photo by SC Fiasco
I know there are all kinds of “blendings” out there. Please don’t think I’m ignoring your situation in favor of focusing on another. I believe the unique challenges in witnessing the gospel to stepchildren can be universally applied.
There are situations out there where, although a marriage ended in divorce, the subsequent interactions between ex-spouses are amicable and even cooperative. However, there are often just as many situations where the relationships are rocky at best. My focus here is where the ex-spouse specifically opposes the spiritual training of the shared children involved.
An online friend contacted me not too long ago about their situation. Her husband’s ex-wife was a devout Roman Catholic who adamantly opposed anything she deemed contrary to the Catholic tradition. Casual conversations (that normally took place even when the stepchild wasn’t present) about the Bible, God and religion in general would often make their way back to the ex-wife, setting up conflict between the two homes.
And of course the child is always caught in the middle when that happens. In this case, I fear that what gets highlighted is the negative aspects of ‘religion’ and what gets lost is the supremacy of following Jesus.
In this case my recommendations would be as follows:
Model Christ’s love to each other. Exemplify sacrificing for each other’s benefit and putting each other first. Demonstrate respect and honor, forgiveness and repentance, and grace and mercy. Display cheerful generosity as you serve each other and those around you. As you face challenges in life, in your marriage or through other situations, living the way Jesus would have you live will create a home where the difference is Christ, and the difference will be tangible.
Demonstrate the relationship, not the religion. Our faith is based on a personal relationship with God through His Son, Jesus Christ. Emphasize the presence of Jesus in your life in a personal way. Let your child see you reading your Bible. Be a prayerful person. Although it may not directly involve the child, openly discuss spiritual growth, revelation or troubling convictions with your spouse or a friend on the telephone.
A friend recently shared with me that one of the most impactful memories he has is of “catching” his grandmother on her knees in prayer one day. Sometimes more is caught than taught, especially when teaching creates an obstacle to fully receiving what’s important because of circumstances beyond your immediate control.

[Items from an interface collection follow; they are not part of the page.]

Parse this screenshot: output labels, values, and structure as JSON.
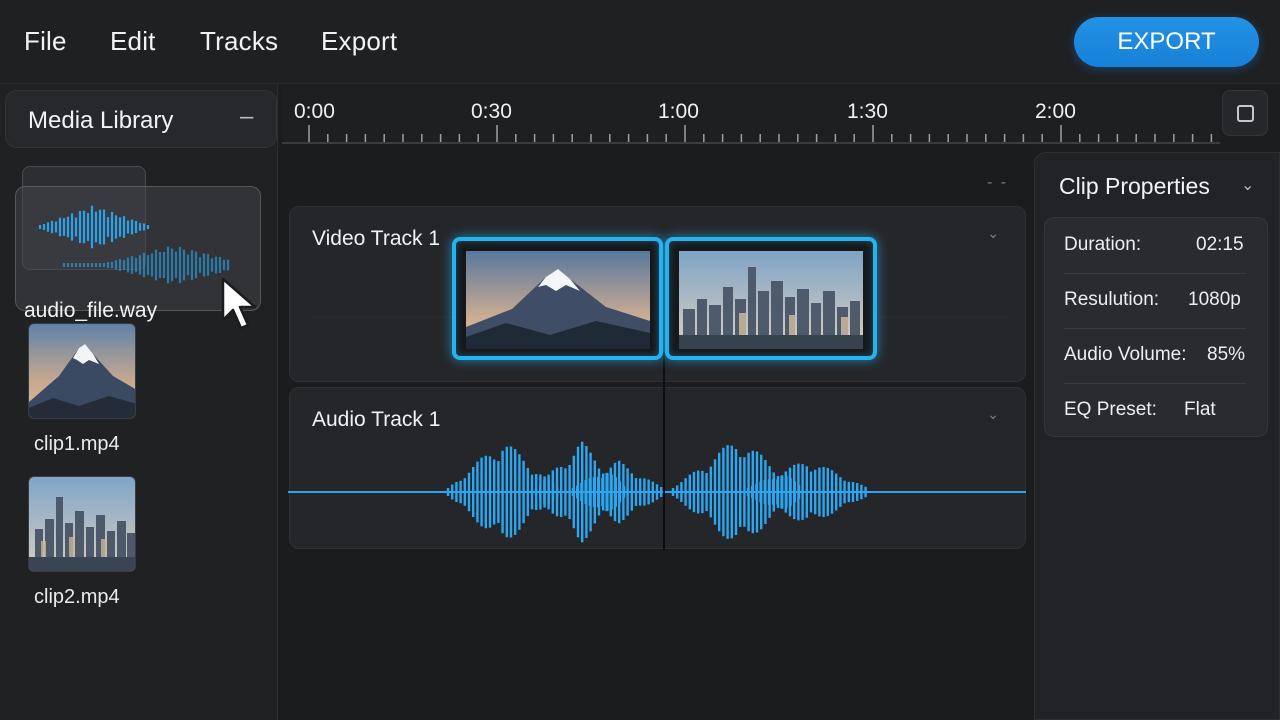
{
  "menu": {
    "items": [
      "File",
      "Edit",
      "Tracks",
      "Export"
    ],
    "export_button": "EXPORT"
  },
  "media_library": {
    "title": "Media Library",
    "collapse_symbol": "–",
    "dragging_item": "audio_file.way",
    "items": [
      {
        "label": "clip1.mp4",
        "thumbnail": "mountain"
      },
      {
        "label": "clip2.mp4",
        "thumbnail": "city"
      }
    ]
  },
  "timeline": {
    "ticks": [
      "0:00",
      "0:30",
      "1:00",
      "1:30",
      "2:00"
    ],
    "zoom_indicator": "- -",
    "tracks": [
      {
        "label": "Video Track 1",
        "clips": [
          "mountain",
          "city"
        ]
      },
      {
        "label": "Audio Track 1"
      }
    ]
  },
  "clip_properties": {
    "title": "Clip Properties",
    "rows": [
      {
        "key": "Duration:",
        "value": "02:15"
      },
      {
        "key": "Resulution:",
        "value": "1080p"
      },
      {
        "key": "Audio Volume:",
        "value": "85%"
      },
      {
        "key": "EQ Preset:",
        "value": "Flat"
      }
    ]
  },
  "colors": {
    "accent": "#1a86df",
    "clip_highlight": "#23b3f0",
    "waveform": "#2aa7f2",
    "background": "#1c1d1f"
  }
}
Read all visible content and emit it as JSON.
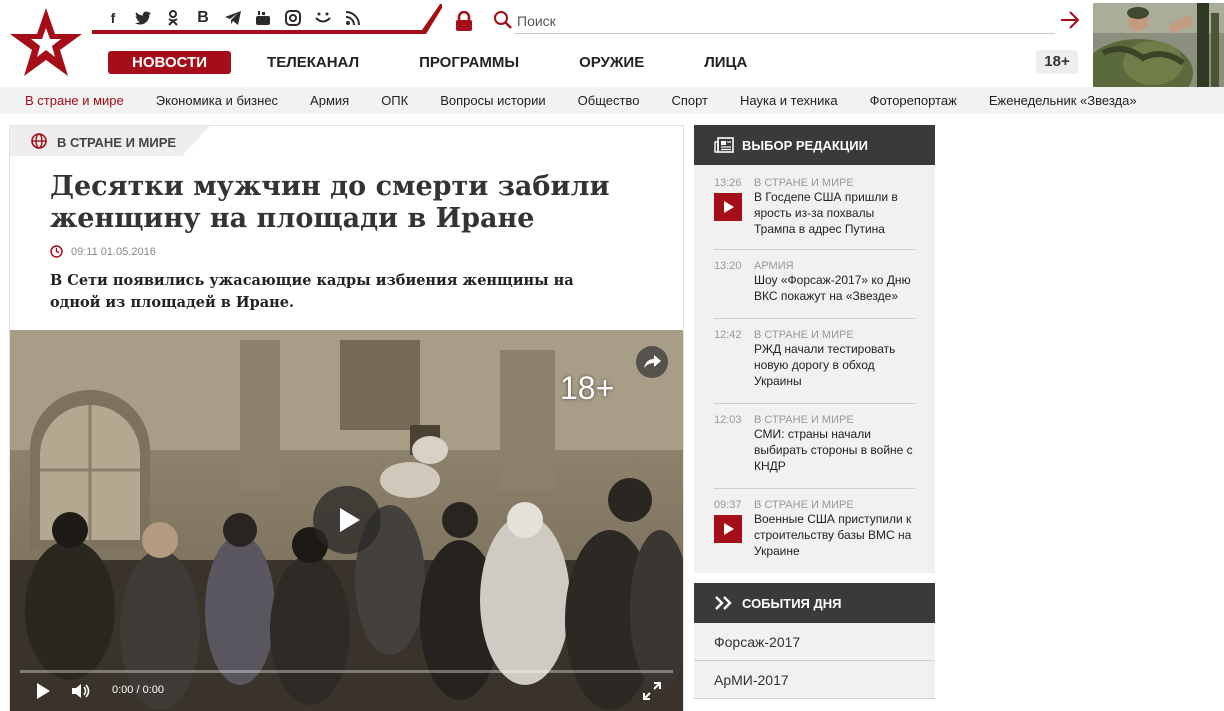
{
  "header": {
    "social_icons": [
      "facebook-icon",
      "twitter-icon",
      "odnoklassniki-icon",
      "vk-icon",
      "telegram-icon",
      "youtube-icon",
      "instagram-icon",
      "yandex-zen-icon",
      "rss-icon"
    ],
    "search": {
      "placeholder": "Поиск"
    },
    "main_nav": [
      "НОВОСТИ",
      "ТЕЛЕКАНАЛ",
      "ПРОГРАММЫ",
      "ОРУЖИЕ",
      "ЛИЦА"
    ],
    "age_badge": "18+",
    "accent_color": "#a50d18"
  },
  "subnav": [
    "В стране и мире",
    "Экономика и бизнес",
    "Армия",
    "ОПК",
    "Вопросы истории",
    "Общество",
    "Спорт",
    "Наука и техника",
    "Фоторепортаж",
    "Еженедельник «Звезда»"
  ],
  "article": {
    "rubric": "В СТРАНЕ И МИРЕ",
    "title": "Десятки мужчин до смерти забили женщину на площади в Иране",
    "date": "09:11 01.05.2016",
    "lead": "В Сети появились ужасающие кадры избиения женщины на одной из площадей в Иране.",
    "video": {
      "age_mark": "18+",
      "time": "0:00 / 0:00"
    }
  },
  "sidebar": {
    "editor_choice_title": "ВЫБОР РЕДАКЦИИ",
    "items": [
      {
        "time": "13:26",
        "rubric": "В СТРАНЕ И МИРЕ",
        "title": "В Госдепе США пришли в ярость из-за похвалы Трампа в адрес Путина",
        "video": true
      },
      {
        "time": "13:20",
        "rubric": "АРМИЯ",
        "title": "Шоу «Форсаж-2017» ко Дню ВКС покажут на «Звезде»",
        "video": false
      },
      {
        "time": "12:42",
        "rubric": "В СТРАНЕ И МИРЕ",
        "title": "РЖД начали тестировать новую дорогу в обход Украины",
        "video": false
      },
      {
        "time": "12:03",
        "rubric": "В СТРАНЕ И МИРЕ",
        "title": "СМИ: страны начали выбирать стороны в войне с КНДР",
        "video": false
      },
      {
        "time": "09:37",
        "rubric": "В СТРАНЕ И МИРЕ",
        "title": "Военные США приступили к строительству базы ВМС на Украине",
        "video": true
      }
    ],
    "events_title": "СОБЫТИЯ ДНЯ",
    "events": [
      "Форсаж-2017",
      "АрМИ-2017"
    ]
  }
}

In the same vein, as you go about your normal spiritual training of other children in the home, some of what is being taught will rub off on the child who deals with a dual household. I’m not advocating excluding anyone. I just know from experience that when one of my other children was in earshot of when I was teaching a sibling, the lesson often was not lost on the one listening in.
Connect as a family. I can’t emphasize enough how important it is to regularly come together to play and to talk. Doing so opens up channels of communication, and when combined with the above two points allows a child torn between two homes to potentially share heart issues. Take your dinners together, get out a board game, go for a family walk, shoot some hoops or have a picnic, but regularly come together to share, laugh and enjoy each other’s company.
In our case, my husband’s ex-wife didn’t oppose us in our spiritual training of our children. The relationship wasn’t always cooperative, but she recognized the value of ‘religion’ in the lives of her sons. Our challenge was in having our teaching undone through the marginal parenting of a very worldly (and very lost) other parent. I’ll address this issue on Monday when I introduce you to a family that is doing an amazing job in overcoming that obstacle.
Let others know about this series. Please email a link, post about it on your blog site, or let your friends know through Facebook, Twitter, MySpace, etc. There are a lot of blended families out there who need this information and encouragement.